Excerpted data.
"""

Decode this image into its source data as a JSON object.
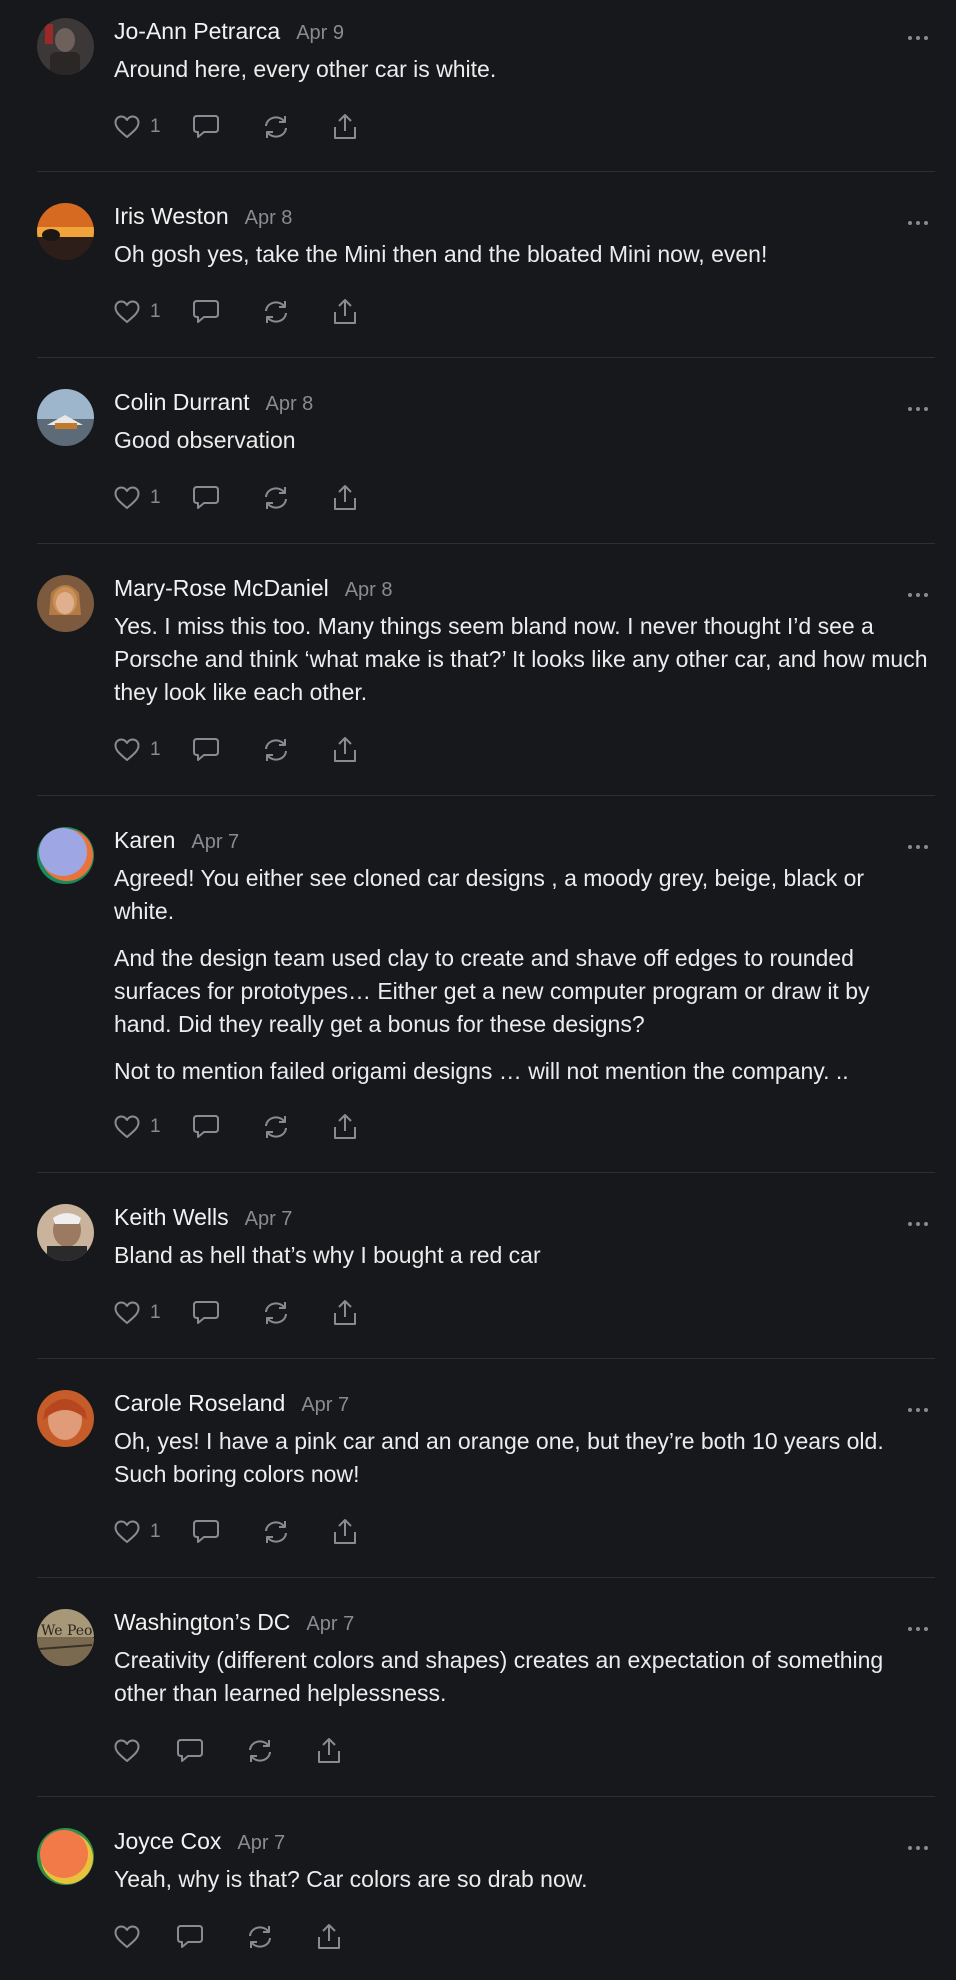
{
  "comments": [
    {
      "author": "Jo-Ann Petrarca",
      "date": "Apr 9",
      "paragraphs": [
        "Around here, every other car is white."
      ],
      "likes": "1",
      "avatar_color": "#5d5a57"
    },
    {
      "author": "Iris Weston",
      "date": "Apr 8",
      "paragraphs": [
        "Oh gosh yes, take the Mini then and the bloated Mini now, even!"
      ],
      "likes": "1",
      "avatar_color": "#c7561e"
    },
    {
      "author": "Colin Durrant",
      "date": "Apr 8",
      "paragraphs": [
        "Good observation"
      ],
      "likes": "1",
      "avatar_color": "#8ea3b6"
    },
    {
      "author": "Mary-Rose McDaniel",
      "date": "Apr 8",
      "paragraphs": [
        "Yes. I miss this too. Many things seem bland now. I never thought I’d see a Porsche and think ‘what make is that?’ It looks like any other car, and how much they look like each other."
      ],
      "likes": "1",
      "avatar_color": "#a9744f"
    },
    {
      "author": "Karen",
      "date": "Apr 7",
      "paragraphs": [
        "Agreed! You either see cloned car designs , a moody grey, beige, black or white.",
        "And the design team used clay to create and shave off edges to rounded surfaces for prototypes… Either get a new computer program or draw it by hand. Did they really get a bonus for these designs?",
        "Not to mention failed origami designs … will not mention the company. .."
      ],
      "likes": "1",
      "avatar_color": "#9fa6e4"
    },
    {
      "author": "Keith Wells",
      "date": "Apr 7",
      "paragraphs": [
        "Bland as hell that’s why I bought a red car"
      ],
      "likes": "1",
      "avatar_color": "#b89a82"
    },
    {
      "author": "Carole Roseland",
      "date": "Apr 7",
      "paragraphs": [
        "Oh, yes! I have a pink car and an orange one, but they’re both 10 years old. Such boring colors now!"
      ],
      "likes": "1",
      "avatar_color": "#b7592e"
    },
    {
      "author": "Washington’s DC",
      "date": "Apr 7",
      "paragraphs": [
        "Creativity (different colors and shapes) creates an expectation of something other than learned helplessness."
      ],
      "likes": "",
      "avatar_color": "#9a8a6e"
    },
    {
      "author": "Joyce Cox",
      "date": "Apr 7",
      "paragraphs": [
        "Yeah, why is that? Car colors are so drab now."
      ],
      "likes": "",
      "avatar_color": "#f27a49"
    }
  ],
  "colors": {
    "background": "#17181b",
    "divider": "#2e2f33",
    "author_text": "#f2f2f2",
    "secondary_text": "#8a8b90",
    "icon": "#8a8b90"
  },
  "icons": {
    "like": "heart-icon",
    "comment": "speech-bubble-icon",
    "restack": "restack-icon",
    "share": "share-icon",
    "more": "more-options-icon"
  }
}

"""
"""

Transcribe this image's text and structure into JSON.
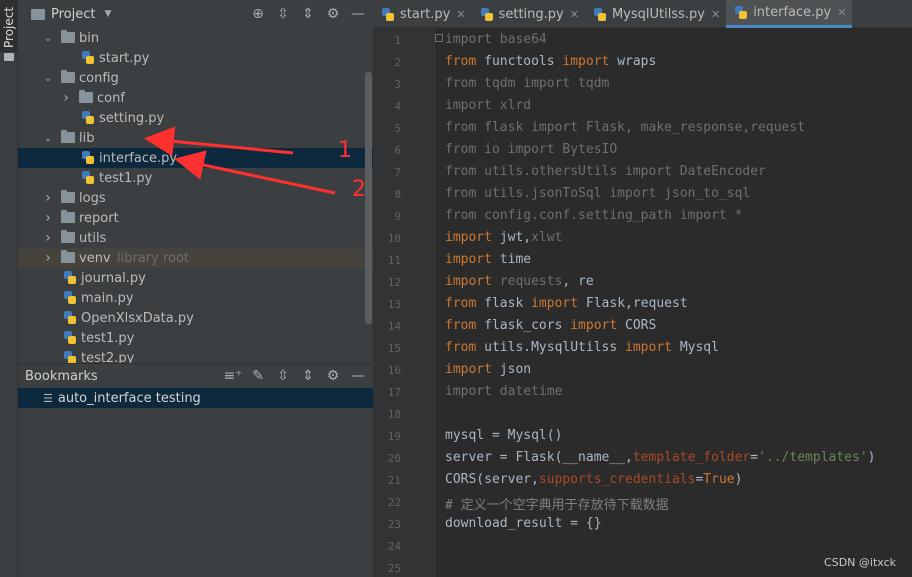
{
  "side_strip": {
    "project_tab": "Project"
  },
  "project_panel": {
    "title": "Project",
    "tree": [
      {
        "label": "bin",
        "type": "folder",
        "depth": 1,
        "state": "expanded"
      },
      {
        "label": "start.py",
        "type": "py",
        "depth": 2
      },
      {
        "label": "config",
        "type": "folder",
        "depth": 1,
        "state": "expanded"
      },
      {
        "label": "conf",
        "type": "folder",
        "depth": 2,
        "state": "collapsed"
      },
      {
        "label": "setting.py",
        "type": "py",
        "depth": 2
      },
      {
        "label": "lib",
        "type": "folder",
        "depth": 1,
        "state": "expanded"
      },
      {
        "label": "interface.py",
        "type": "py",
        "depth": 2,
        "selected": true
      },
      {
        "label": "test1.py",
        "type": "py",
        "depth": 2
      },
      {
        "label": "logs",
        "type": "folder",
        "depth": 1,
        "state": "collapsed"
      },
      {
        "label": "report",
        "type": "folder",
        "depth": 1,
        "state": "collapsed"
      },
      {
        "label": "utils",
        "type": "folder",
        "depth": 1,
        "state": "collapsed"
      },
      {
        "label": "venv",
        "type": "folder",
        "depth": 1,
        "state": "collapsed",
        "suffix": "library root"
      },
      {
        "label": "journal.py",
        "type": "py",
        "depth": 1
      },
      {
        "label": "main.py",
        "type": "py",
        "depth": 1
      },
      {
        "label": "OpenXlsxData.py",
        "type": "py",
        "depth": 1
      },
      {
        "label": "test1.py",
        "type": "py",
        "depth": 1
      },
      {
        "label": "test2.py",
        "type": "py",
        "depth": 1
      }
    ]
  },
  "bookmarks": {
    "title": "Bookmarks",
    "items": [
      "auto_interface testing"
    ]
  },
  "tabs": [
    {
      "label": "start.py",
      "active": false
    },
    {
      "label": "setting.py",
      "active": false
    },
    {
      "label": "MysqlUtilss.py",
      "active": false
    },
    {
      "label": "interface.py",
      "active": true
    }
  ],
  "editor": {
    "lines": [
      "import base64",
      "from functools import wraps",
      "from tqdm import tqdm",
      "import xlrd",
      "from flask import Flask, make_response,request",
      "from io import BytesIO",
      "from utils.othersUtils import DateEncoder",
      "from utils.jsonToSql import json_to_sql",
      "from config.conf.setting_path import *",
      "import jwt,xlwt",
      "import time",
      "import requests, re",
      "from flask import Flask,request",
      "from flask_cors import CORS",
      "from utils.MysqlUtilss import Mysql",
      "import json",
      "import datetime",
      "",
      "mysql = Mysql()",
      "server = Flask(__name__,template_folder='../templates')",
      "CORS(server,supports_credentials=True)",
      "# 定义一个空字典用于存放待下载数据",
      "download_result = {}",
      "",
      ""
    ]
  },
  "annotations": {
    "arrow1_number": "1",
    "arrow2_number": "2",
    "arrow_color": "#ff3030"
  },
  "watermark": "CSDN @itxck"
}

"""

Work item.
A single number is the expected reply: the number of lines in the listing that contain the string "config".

Output of the exercise.
2